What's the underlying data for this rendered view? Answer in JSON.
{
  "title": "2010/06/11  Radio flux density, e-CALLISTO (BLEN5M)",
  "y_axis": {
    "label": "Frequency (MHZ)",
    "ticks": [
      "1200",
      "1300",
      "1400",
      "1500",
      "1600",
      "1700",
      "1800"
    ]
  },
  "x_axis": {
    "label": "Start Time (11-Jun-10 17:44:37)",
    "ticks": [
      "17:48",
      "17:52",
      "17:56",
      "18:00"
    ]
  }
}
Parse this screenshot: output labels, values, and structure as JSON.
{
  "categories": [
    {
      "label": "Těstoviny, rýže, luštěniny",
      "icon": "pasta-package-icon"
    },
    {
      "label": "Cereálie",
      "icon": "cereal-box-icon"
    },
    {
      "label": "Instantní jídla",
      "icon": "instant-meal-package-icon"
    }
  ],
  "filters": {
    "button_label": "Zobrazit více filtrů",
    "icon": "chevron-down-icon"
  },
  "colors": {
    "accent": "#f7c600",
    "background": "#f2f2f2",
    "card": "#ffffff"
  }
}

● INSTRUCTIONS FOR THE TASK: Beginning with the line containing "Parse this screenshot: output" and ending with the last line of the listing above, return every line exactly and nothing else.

● WRITTEN RESPONSE:
Parse this screenshot: output labels, values, and structure as JSON.
{
  "categories": [
    {
      "label": "Těstoviny, rýže, luštěniny",
      "icon": "pasta-package-icon"
    },
    {
      "label": "Cereálie",
      "icon": "cereal-box-icon"
    },
    {
      "label": "Instantní jídla",
      "icon": "instant-meal-package-icon"
    }
  ],
  "filters": {
    "button_label": "Zobrazit více filtrů",
    "icon": "chevron-down-icon"
  },
  "colors": {
    "accent": "#f7c600",
    "background": "#f2f2f2",
    "card": "#ffffff"
  }
}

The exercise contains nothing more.